On campus there was the option to use all facilities, like the pool, gym, etc. for free. I never figured out how to book a tennis court though. There are also teams that you can join for free and I joined the waterpolo team, and even though I had never done it before I was welcomed heartily. 

In the city there are also countless leisure activities, from all the hikes (green corridor is a secret gem and Sungai Buloh is a must to see wild crocodiles (and snakes…)), to the hidden culture (Bukit brown cemetary beats skogskyrkogården by miles). From all the food courts to explore, the cultural quarters and the countless events held by marina bay it was difficult getting bored in Singapore. The bigger question was when I had time for all these great things after lab.

One can feel like Raffles (explorer and founder of Singapore) when delving into the overgrown jungle-graveyard. Bukit brown was one of the most unique places to me in Singapore and one that I would not have expected in such an ordered city.


Going on the exchange in Singapore has influenced me in many ways. As a student I experienced an environment with very different work ethics and I learned to adapt to them. I also learned the value of what we have in Sweden. Personally, struggling in the lab made me grow stronger and much more aware of how to run a functional lab and how not to. The exposure to this will hopefully positively shape in my working approaches in the future. 

Generally I enjoyed my time in Singapore tremendously. The people were extremely kind and overjoyed to show me their culture and traditions. There was everything I could wish for: Skyscrapers, Beaches, Jungles, Religions, Foods, all the friends I had and made, and sometimes when the other end of the world was too much to take in, the option to just have some Swedish kanelbullar in Kampong Glam. 

I wish I could go back to Singapore.
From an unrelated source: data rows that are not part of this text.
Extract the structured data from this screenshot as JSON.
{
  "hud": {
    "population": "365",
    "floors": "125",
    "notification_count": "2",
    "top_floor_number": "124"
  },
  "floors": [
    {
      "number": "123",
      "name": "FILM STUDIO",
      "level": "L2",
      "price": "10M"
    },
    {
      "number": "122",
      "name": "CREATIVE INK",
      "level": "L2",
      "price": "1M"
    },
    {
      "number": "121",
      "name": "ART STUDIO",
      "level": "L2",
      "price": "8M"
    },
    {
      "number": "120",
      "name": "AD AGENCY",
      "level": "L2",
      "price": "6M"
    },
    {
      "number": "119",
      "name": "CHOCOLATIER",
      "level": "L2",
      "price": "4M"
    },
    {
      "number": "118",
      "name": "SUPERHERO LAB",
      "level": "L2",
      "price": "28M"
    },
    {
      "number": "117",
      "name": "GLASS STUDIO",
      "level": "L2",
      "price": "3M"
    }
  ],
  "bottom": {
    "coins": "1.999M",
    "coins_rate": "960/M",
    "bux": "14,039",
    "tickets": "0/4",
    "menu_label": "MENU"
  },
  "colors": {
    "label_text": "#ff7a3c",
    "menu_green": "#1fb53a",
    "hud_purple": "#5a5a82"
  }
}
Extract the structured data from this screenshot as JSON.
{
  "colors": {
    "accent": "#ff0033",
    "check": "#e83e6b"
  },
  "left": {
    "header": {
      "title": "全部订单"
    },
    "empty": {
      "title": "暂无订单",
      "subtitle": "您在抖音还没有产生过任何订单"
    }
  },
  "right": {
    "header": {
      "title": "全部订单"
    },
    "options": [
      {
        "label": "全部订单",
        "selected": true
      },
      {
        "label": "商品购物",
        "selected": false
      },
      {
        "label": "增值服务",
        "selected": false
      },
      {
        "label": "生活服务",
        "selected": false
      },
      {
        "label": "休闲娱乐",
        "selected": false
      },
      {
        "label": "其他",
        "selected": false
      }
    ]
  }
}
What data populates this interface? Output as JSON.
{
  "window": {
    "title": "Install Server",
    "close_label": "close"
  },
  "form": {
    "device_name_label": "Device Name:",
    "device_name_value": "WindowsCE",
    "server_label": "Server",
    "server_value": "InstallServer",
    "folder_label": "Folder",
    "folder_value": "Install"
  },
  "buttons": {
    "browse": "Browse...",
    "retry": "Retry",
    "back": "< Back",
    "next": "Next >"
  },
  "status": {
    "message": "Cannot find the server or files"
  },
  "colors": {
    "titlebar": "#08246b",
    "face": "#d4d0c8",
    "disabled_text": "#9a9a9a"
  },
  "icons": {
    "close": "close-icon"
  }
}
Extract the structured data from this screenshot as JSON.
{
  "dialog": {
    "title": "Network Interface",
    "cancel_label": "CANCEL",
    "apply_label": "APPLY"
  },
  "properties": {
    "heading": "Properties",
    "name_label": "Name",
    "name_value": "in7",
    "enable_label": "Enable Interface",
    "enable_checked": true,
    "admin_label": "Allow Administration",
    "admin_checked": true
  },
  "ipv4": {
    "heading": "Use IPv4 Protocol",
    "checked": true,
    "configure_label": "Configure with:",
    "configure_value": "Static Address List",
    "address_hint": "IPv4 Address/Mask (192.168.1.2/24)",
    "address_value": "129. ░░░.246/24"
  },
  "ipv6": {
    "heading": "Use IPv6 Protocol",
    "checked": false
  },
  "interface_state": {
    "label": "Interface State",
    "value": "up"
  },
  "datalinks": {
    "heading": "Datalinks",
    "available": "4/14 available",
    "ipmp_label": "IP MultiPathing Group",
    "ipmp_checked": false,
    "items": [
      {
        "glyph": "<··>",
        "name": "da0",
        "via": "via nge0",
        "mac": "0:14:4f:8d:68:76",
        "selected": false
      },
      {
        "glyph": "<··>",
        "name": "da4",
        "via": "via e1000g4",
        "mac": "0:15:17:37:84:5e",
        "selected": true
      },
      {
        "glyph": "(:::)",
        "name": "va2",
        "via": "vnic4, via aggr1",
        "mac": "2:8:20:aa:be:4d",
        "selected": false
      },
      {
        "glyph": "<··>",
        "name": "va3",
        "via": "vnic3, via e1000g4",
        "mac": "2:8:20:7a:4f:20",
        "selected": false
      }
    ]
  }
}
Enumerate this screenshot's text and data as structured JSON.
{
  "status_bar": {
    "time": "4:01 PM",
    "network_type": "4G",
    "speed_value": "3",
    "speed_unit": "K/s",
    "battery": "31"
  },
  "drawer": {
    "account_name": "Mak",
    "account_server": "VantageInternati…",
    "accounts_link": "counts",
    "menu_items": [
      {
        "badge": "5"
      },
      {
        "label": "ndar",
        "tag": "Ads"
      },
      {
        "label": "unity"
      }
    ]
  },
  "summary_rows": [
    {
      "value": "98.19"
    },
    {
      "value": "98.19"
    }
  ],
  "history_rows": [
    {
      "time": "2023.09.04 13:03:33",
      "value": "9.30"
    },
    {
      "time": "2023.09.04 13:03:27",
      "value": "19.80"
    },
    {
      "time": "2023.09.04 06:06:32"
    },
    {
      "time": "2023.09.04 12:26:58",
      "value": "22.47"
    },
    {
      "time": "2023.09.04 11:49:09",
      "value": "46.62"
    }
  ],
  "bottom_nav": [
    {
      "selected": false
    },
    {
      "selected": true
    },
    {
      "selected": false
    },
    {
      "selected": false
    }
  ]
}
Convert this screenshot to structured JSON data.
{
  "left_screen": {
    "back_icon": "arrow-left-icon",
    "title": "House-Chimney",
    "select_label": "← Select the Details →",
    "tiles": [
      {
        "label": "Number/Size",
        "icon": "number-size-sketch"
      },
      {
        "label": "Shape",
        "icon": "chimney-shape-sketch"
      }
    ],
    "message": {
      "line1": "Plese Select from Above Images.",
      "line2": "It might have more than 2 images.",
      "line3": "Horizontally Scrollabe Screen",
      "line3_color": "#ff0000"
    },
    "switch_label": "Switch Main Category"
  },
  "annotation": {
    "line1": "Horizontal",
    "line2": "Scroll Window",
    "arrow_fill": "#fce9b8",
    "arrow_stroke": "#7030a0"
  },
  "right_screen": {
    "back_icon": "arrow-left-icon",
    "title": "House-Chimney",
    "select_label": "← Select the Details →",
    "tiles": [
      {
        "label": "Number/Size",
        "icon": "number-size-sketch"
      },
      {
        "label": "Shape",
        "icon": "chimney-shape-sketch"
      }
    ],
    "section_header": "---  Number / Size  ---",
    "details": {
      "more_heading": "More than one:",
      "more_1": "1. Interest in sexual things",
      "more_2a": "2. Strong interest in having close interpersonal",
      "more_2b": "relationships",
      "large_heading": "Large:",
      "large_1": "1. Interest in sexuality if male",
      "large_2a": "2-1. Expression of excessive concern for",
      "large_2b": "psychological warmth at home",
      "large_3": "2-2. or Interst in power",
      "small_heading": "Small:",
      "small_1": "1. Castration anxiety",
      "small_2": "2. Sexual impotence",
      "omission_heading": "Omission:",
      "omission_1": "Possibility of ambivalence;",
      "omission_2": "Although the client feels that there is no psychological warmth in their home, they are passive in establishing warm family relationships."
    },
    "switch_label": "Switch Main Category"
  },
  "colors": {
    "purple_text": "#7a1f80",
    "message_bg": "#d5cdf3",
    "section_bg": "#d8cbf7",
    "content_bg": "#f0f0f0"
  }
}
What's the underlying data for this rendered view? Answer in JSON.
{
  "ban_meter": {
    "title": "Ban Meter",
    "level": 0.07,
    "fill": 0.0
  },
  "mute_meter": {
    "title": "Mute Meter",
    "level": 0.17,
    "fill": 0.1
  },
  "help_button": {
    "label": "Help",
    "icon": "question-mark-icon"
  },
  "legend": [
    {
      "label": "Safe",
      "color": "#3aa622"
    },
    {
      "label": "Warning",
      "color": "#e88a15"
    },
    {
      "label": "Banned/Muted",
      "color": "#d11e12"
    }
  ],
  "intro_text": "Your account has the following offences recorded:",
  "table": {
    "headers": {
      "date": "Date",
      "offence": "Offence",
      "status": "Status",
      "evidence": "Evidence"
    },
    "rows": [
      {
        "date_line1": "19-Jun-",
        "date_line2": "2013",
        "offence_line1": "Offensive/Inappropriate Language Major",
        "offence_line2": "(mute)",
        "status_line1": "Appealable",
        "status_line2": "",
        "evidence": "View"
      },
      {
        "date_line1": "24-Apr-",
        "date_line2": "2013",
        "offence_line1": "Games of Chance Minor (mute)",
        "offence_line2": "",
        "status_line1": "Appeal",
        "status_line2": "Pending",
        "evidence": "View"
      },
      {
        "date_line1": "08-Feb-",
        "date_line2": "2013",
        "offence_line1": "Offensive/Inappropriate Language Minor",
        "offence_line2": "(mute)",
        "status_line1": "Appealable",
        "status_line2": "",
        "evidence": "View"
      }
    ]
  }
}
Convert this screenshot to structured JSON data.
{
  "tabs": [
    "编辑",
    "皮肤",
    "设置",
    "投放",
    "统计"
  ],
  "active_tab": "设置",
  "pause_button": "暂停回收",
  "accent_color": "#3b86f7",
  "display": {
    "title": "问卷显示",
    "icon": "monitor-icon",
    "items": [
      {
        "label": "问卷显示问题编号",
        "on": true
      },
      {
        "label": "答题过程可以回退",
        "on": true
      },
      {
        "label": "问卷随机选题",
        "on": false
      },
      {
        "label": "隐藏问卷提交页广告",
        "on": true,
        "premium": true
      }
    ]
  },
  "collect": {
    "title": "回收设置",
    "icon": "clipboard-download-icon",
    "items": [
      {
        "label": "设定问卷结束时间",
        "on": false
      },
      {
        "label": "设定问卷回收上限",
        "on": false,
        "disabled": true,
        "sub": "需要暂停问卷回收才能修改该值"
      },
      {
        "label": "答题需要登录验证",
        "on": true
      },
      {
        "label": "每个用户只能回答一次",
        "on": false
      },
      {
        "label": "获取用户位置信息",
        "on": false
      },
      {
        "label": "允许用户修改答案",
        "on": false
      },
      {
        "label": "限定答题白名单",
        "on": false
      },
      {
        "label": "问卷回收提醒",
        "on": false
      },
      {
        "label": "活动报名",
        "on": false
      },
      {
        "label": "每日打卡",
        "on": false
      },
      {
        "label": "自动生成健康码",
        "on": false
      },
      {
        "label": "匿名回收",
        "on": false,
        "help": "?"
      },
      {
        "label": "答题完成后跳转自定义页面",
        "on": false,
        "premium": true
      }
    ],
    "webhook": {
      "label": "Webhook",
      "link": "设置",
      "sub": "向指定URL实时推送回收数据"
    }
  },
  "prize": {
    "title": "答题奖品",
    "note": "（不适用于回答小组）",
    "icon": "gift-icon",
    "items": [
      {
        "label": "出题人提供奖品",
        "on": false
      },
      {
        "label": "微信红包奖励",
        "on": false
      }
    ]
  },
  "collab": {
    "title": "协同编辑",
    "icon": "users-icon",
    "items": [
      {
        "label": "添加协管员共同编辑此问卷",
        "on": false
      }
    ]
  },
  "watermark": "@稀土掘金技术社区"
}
The best thing about Singapore is its varitey. From the different cutures and foods to the many different building styles and the interplay between city and nature there is always something in Singapore for everyone.